Task inputs:
== Segment start ==

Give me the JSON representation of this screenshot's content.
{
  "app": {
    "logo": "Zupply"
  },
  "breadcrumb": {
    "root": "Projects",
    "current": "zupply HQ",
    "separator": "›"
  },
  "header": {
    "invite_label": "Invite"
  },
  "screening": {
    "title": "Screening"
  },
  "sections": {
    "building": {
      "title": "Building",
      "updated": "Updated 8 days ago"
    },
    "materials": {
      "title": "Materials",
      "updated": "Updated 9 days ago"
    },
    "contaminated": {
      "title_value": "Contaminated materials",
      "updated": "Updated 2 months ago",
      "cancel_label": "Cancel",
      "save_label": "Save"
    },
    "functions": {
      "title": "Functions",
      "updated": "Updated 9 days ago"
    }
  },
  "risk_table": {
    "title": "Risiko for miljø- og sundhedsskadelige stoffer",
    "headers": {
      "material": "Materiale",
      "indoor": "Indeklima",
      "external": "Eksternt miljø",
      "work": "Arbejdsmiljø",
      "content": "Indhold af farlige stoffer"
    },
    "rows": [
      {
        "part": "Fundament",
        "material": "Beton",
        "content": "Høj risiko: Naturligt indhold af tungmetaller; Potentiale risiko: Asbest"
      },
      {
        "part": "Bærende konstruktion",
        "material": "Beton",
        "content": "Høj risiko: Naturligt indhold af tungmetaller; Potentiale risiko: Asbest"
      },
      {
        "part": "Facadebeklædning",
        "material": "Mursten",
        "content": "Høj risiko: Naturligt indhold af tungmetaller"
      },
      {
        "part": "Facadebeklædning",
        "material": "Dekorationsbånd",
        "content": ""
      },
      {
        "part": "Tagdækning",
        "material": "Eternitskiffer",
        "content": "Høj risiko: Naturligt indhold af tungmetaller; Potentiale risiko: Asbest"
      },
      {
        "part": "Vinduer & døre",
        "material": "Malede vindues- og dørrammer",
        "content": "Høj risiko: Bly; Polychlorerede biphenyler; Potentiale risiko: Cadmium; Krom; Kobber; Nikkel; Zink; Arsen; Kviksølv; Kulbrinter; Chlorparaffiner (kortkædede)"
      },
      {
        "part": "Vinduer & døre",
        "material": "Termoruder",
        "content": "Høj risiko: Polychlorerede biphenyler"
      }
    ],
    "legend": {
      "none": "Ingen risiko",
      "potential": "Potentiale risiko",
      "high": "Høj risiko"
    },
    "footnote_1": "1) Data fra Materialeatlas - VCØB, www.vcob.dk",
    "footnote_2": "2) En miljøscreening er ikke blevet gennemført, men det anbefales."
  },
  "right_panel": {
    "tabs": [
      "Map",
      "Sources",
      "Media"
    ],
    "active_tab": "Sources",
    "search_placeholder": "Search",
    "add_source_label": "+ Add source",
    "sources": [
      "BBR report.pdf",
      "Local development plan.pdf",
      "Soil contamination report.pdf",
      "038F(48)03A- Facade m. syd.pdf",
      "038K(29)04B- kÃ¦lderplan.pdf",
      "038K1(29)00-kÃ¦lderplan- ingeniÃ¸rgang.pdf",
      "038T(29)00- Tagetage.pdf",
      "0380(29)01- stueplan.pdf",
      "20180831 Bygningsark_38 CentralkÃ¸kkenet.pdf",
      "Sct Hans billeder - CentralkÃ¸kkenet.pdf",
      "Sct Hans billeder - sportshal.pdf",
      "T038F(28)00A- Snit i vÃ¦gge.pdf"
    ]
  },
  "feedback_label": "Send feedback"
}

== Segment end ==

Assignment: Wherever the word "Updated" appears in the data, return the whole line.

Task solution:
      "updated": "Updated 8 days ago"
      "updated": "Updated 9 days ago"
      "updated": "Updated 2 months ago",
      "updated": "Updated 9 days ago"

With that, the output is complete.